“I worked in a supermarket, and one day my boss came and told me to cut my hair the next day and only then come to work. And without saying anything I simply quit the job,” says Argam. [...]


The emos Argam and Nelly meet very often, they go for walks in downtown Yerevan, more often in the city’s area known as Cascade.

“When nobody understands you, you try to find someone who would entirely understand you. Now I am very happy that we have met,” says Argam.

*photo - Nazik Armenakyan / ArmeniaNow.com

Tuesday, 2 June 2009

Cross-dressing Georgian pop star Anri Jokhadze lampoons 'Happy Nation' of Georgia

This is simply hilarious.



Via This is Tbilisi Calling:

“Is there a nation as happy as ours?”

Sometimes it takes a supreme pop satirist to sum up a twisted situation in a suitably surreal way. Now, the past two gruelling months of confrontation between opposition and government in Georgia have been encapsulated in a hilarious pop video by singer Anri Jokhadze.

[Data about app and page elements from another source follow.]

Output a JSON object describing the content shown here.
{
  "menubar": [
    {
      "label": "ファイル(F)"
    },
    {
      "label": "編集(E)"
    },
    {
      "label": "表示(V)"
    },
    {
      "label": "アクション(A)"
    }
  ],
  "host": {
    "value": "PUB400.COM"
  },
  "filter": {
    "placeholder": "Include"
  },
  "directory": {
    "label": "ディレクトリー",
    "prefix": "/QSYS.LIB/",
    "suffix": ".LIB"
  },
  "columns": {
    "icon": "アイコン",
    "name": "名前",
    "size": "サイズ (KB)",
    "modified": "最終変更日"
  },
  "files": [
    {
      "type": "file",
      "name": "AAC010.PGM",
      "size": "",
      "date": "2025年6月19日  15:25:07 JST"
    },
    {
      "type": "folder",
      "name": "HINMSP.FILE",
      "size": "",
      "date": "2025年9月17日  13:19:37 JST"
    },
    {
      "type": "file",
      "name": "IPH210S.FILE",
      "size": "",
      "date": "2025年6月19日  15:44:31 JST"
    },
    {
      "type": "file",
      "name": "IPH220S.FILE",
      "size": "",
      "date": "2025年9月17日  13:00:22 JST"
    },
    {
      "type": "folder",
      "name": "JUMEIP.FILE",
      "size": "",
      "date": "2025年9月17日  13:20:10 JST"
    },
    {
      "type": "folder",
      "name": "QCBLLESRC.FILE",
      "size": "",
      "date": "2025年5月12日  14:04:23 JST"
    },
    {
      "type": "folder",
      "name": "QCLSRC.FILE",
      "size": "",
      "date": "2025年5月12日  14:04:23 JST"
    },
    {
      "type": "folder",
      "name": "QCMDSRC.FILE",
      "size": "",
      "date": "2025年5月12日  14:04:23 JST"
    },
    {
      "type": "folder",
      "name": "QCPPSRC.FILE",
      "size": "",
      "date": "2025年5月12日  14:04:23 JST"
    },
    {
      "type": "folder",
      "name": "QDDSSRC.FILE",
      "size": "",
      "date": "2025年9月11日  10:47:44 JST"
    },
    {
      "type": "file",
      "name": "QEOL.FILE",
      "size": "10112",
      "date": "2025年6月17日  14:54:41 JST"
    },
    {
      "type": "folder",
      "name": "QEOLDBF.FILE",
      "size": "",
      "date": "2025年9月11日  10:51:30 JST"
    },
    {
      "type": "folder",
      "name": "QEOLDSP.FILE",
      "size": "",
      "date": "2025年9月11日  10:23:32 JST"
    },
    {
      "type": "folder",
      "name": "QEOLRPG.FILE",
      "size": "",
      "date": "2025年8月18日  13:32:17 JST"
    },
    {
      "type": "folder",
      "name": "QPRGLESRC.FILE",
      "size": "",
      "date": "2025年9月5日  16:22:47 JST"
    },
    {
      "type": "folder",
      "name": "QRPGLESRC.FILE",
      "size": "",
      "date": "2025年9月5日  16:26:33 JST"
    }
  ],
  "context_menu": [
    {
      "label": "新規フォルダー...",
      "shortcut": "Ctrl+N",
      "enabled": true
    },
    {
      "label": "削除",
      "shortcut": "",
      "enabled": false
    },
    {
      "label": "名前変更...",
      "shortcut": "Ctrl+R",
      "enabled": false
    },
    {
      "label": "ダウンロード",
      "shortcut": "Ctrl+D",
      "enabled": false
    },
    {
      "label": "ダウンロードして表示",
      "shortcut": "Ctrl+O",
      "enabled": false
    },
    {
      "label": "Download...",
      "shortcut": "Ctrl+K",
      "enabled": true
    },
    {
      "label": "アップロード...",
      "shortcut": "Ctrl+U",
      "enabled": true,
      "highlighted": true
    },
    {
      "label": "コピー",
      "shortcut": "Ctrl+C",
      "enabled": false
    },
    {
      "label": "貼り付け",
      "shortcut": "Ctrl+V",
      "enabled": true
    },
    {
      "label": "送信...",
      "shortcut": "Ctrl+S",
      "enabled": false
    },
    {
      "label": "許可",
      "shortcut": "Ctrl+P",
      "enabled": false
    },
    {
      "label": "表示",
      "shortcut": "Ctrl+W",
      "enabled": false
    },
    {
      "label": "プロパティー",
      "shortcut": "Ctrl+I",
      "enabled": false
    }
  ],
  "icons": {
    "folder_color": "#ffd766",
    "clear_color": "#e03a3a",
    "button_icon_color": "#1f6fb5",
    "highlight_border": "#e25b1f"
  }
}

Taking as its theme a phrase from nineteenth-century Georgian poet-hero Ilia Chavchavadze, the Happy Nation video lampoons President Mikheil Saakashvili, his opponents, and various other Georgian celebrities, as well as satirising well-known Georgian pop-propaganda videos.

Anyone who’s familiar with the drama that’s been playing itself out on the streets in Tbilisi in recent weeks should take time out to watch. The final frames – if you get the references – are truly tragic-comic.
***
There is more about Anri Jokhadze on Gay Caucasus (in Russian).